Clinical Reference

1. Kosnett MJ, Wedeen RP, Rotherberg SJ, et al: Recommendations for medical management of adult lead exposure. Environ Health Perspect 2007;115:463-471

2. de Burbane C, Buchet JP, Leroyer A, et al: Renal and neurologic effects of cadmium, lead, mercury, and arsenic in children: evidence of early effects and multiple interactions at environmental exposure levels. Environ Health Perspect 2006;114:584-590

3. Pascal DC, Ting BG, Morrow JC, et al: Trace metals in urine of United States residents: reference range concentrations. Environ Res 1998;76(1):53-59

Method Description

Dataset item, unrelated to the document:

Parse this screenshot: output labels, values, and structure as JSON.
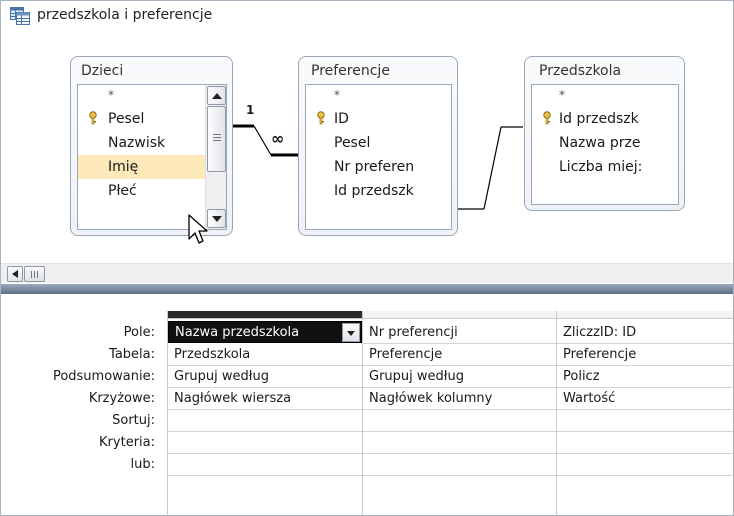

This assay is performed on an inductively coupled plasma-mass spectrometer. Calibrating standards and blanks are diluted with an aqueous acidic diluent containing internal standard(s). Quality control specimens and patient samples are diluted in an identical manner. In turn, all diluted blanks, calibrating standards, quality control specimens and patient specimens are aspirated into a pneumatic nebulizer and the resulting aerosol directed to the hot plasma discharge by a flow of argon. In the annular plasma the aerosol is vaporized, atomized, then ionized. The ionized gases plus neutral species formed in the annular plasma space are aspirated from the plasma through an orifice into a quadrupole mass spectrometer. The mass range from 1 amu to 263 amu is rapidly scanned multiple times and ion counts tabulated for each mass of interest. Instrument response is defined by the linear relationship of analyte concentration vs. ion count ratio (analyte ion count/internal standard ion count). Analyte concentrations are derived by reading the ion count ratio for each mass of interest and determining the concentration from the response line.(Nixon DE, Moyer TP: Routine clinical determination of lead, arsenic, cadmium, and thallium in urine and whole blood by inductively coupled plasma mass spectrometry. Spectrochimica Acta Part B-Atomic Spectroscopy 1996;1:13-25)